■ **REQUIRED ACTION**
Examine the records below. Report how many of their lines contain the word "icon", with no other content.

○ ○ ○ ○ ○ ○ ○

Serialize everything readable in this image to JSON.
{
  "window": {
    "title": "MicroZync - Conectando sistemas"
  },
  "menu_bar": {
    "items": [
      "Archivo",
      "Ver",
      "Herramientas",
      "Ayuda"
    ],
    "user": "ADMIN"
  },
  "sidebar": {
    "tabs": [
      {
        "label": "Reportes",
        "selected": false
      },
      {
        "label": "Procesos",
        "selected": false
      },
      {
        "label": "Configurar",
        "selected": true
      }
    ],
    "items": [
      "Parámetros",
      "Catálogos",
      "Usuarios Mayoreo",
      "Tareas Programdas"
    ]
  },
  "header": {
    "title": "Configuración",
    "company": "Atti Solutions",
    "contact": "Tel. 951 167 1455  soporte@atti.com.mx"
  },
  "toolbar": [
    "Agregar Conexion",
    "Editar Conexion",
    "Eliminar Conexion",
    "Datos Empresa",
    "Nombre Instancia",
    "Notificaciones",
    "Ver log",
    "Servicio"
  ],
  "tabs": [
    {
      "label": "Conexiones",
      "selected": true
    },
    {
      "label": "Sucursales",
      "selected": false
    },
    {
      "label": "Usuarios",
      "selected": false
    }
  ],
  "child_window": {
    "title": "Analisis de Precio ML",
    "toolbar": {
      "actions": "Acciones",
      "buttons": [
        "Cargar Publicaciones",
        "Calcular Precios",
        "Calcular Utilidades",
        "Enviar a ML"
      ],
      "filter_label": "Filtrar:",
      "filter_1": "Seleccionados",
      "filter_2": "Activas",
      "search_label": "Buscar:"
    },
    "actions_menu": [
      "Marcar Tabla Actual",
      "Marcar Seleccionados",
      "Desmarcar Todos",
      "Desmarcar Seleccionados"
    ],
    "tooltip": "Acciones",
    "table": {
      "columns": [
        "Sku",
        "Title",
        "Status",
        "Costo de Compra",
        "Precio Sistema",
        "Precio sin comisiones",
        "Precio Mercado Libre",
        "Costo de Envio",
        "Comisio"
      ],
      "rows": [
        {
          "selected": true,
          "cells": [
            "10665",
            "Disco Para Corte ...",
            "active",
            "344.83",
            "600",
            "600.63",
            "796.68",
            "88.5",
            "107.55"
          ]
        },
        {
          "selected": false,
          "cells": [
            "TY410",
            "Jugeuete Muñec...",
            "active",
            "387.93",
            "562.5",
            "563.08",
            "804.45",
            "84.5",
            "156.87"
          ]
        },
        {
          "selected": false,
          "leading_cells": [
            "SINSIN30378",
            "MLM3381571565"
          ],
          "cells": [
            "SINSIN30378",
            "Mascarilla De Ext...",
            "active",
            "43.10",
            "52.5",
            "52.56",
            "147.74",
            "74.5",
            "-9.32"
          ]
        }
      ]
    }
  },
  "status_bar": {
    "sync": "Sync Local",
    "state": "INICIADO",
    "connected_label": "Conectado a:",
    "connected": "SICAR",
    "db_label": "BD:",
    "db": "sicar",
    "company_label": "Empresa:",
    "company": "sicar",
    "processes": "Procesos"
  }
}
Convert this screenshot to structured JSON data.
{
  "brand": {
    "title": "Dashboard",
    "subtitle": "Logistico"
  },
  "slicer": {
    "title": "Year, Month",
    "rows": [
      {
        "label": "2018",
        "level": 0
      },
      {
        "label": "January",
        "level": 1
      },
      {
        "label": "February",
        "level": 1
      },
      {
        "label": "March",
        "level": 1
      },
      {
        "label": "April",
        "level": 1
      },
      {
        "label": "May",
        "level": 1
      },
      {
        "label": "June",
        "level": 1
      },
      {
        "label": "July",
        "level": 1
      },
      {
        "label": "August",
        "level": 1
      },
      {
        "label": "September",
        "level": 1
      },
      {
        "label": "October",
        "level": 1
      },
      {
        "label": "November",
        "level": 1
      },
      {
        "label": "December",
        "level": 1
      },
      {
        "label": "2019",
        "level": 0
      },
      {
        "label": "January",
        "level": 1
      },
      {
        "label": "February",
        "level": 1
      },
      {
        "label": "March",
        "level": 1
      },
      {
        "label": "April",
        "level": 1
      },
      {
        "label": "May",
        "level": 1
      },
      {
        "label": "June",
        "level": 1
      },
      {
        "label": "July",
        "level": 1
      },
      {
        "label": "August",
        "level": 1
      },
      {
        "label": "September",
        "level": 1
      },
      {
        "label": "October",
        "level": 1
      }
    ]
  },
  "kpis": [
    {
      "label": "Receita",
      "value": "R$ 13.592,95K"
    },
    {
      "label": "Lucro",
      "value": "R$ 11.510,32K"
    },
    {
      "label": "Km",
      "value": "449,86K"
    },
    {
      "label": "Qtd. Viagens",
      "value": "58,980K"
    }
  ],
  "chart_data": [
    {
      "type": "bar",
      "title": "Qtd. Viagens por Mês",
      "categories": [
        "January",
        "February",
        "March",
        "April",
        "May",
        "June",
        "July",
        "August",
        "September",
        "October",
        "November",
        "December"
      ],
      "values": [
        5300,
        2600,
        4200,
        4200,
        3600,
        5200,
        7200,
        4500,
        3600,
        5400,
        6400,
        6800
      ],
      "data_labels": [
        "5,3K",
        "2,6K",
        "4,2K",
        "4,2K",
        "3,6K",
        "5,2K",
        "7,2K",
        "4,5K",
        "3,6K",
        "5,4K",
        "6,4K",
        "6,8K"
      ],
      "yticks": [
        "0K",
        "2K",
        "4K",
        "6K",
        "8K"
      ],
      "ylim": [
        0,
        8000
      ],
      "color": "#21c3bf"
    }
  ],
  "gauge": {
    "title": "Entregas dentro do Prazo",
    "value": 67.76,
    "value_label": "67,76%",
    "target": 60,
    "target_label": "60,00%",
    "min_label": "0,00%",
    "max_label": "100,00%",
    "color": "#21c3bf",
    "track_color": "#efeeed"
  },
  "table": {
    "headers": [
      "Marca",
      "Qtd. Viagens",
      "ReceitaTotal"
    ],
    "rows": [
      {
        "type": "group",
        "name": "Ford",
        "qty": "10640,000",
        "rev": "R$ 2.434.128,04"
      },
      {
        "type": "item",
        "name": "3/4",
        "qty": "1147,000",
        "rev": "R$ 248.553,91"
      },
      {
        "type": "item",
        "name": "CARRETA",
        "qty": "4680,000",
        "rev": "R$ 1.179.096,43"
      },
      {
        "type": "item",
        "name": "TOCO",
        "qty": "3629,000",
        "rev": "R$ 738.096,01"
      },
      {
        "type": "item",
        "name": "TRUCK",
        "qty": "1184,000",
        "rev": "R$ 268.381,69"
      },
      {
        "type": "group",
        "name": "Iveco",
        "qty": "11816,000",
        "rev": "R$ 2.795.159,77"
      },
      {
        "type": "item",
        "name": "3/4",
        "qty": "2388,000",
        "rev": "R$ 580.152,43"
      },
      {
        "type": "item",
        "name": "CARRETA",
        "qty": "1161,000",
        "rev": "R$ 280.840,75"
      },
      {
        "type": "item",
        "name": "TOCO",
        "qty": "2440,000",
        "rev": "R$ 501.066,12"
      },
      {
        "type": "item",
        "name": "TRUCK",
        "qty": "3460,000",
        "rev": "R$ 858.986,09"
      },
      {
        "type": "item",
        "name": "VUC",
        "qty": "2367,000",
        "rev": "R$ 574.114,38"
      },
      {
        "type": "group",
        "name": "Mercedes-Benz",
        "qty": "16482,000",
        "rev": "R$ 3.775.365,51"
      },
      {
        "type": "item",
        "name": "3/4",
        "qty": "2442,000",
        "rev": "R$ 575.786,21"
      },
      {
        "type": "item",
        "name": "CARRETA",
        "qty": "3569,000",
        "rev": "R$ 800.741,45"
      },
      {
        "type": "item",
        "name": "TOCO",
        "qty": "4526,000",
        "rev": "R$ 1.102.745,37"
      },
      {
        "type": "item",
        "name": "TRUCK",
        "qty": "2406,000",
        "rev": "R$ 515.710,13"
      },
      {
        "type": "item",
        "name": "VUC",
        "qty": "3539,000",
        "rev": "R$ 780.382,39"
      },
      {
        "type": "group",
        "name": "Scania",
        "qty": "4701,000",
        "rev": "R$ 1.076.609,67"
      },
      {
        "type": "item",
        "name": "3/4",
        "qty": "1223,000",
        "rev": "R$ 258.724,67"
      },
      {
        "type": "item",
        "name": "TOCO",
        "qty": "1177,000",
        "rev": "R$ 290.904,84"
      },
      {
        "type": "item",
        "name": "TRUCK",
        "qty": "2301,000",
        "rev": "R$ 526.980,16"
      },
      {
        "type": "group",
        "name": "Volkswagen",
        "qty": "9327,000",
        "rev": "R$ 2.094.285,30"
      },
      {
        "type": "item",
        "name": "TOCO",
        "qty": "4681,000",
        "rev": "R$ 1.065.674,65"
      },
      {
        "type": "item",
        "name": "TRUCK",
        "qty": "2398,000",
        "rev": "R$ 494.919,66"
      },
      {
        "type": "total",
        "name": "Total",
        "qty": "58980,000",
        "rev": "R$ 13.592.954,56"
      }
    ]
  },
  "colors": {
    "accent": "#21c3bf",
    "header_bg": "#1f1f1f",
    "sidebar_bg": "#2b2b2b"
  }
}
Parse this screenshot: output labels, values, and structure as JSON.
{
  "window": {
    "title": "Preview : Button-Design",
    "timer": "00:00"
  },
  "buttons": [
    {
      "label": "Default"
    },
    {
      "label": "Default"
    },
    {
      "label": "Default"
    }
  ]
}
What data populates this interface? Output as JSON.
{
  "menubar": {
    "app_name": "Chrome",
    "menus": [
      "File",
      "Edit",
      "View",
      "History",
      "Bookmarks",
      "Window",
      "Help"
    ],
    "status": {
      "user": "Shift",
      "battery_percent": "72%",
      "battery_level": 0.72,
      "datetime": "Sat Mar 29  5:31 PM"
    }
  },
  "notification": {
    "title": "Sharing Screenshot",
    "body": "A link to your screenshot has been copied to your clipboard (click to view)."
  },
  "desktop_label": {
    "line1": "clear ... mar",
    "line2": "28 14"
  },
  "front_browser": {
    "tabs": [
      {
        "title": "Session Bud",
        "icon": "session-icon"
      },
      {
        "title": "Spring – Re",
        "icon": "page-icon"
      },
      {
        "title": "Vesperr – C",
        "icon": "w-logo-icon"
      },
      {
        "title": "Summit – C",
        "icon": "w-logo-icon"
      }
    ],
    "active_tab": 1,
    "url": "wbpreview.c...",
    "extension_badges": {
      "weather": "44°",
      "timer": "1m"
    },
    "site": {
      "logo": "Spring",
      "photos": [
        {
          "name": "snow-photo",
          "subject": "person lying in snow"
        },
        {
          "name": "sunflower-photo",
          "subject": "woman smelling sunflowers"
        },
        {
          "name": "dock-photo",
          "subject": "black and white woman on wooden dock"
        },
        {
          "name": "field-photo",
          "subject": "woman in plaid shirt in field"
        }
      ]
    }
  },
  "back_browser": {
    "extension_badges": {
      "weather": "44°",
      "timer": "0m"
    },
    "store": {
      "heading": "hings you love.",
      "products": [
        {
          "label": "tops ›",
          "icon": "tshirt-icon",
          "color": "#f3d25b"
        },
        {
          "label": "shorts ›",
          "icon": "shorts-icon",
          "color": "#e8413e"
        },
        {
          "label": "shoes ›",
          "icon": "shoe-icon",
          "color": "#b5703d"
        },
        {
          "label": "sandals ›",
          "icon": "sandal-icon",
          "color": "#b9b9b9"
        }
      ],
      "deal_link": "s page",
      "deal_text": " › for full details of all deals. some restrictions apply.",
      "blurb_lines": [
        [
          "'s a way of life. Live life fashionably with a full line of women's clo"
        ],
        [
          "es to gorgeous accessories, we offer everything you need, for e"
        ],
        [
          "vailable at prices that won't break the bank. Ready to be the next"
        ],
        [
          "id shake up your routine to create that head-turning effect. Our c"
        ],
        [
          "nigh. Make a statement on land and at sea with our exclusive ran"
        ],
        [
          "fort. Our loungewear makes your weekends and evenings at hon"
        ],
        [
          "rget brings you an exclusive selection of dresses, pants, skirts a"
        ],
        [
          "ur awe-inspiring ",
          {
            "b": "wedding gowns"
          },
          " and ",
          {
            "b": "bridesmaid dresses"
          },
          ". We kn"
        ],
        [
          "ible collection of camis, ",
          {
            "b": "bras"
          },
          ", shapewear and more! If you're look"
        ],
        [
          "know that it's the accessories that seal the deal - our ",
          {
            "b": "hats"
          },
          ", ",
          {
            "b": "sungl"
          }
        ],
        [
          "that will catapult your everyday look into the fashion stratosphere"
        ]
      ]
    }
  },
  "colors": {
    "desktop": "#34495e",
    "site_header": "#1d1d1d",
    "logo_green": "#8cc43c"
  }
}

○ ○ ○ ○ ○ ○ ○

■ **WRITTEN REPLY**
8